There are those precious encounters in life that leave you with a sense of harmonic resonance, as though a mirror was reflecting back to you, not only a familiar image, but a musicality of tones that awakens memory, both personal and beyond self. Rooted in culture, but unconditioned by its boundaries, we meet in a vast landscape, perhaps out in the desert, where the wind shifts sand through time, echoing a song of light and eternity. In a moment of silence, all is revealed; bold and graceful Arabic-like calligraphy seems to form from the movement of the sand, the drone of a Middle Eastern lament emerges from the depths of the earth, following the changing lines, scripted and dissolving in the sand, where understanding goes beyond language and form moves within itself to become formless.
I have been working with the idea of portals in my paintings for a long time. Last year, as part of a proposal for any exhibition, I wrote the following:
A portal is a passageway from one place to another; doors, windows, openings that allow the viewer to step in, out or away from one position to another. A portal rests on firm ground between water, yet to port means to carry something, implying movement. Therefore, between static and movement there is an opening that offers access to another realm. Whether one takes the journey depends on one's courage to step through the opening to meet what is unknown.

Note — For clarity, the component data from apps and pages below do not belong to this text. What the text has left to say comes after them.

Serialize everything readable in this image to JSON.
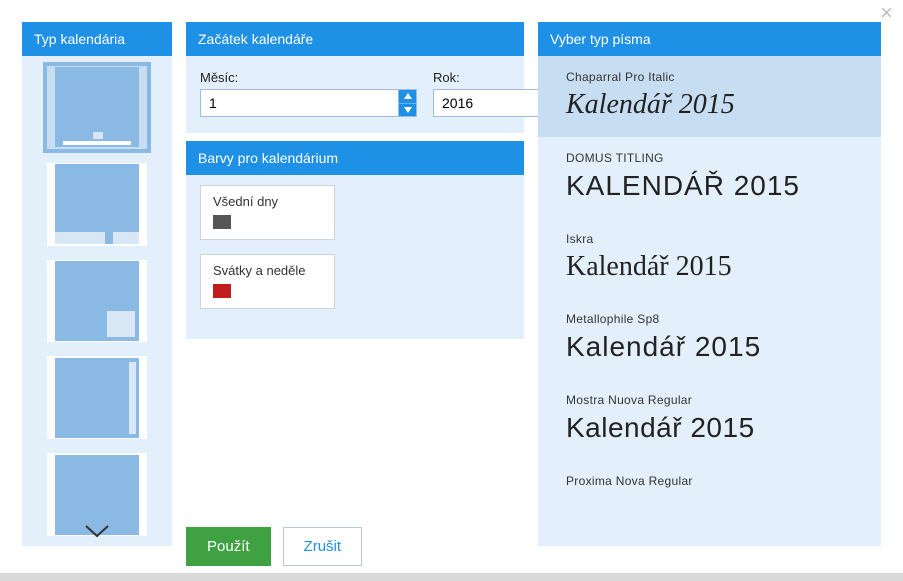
{
  "left": {
    "header": "Typ kalendária"
  },
  "start": {
    "header": "Začátek kalendáře",
    "month_label": "Měsíc:",
    "month_value": "1",
    "year_label": "Rok:",
    "year_value": "2016"
  },
  "colors": {
    "header": "Barvy pro kalendárium",
    "items": [
      {
        "label": "Všední dny",
        "color": "#555555"
      },
      {
        "label": "Svátky a neděle",
        "color": "#c21d1d"
      }
    ]
  },
  "buttons": {
    "apply": "Použít",
    "cancel": "Zrušit"
  },
  "fonts": {
    "header": "Vyber typ písma",
    "list": [
      {
        "name": "Chaparral Pro Italic",
        "sample": "Kalendář 2015",
        "selected": true,
        "style": "s-italic"
      },
      {
        "name": "DOMUS TITLING",
        "sample": "KALENDÁŘ 2015",
        "selected": false,
        "style": "s-titling"
      },
      {
        "name": "Iskra",
        "sample": "Kalendář 2015",
        "selected": false,
        "style": "s-iskra"
      },
      {
        "name": "Metallophile Sp8",
        "sample": "Kalendář 2015",
        "selected": false,
        "style": "s-metallo"
      },
      {
        "name": "Mostra Nuova Regular",
        "sample": "Kalendář 2015",
        "selected": false,
        "style": "s-mostra"
      },
      {
        "name": "Proxima Nova Regular",
        "sample": "",
        "selected": false,
        "style": ""
      }
    ]
  }
}
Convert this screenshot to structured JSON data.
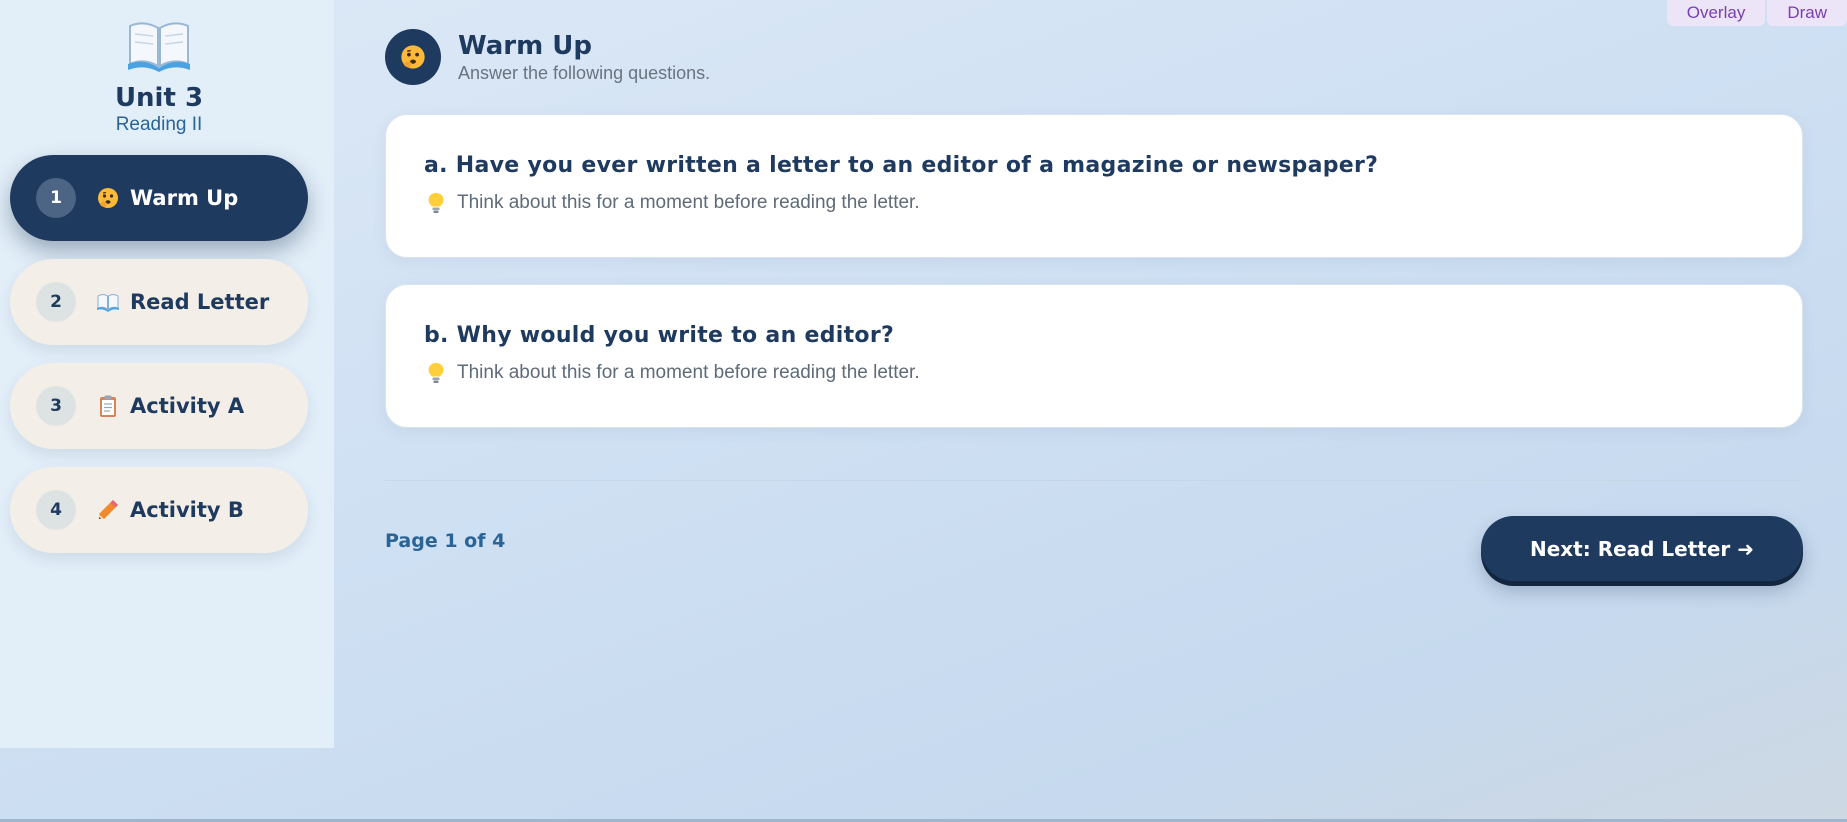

So, I begin this, my first blog with "Finestra da Favola" or Window from a Fairy Tale, which I hope I have uploaded correctly.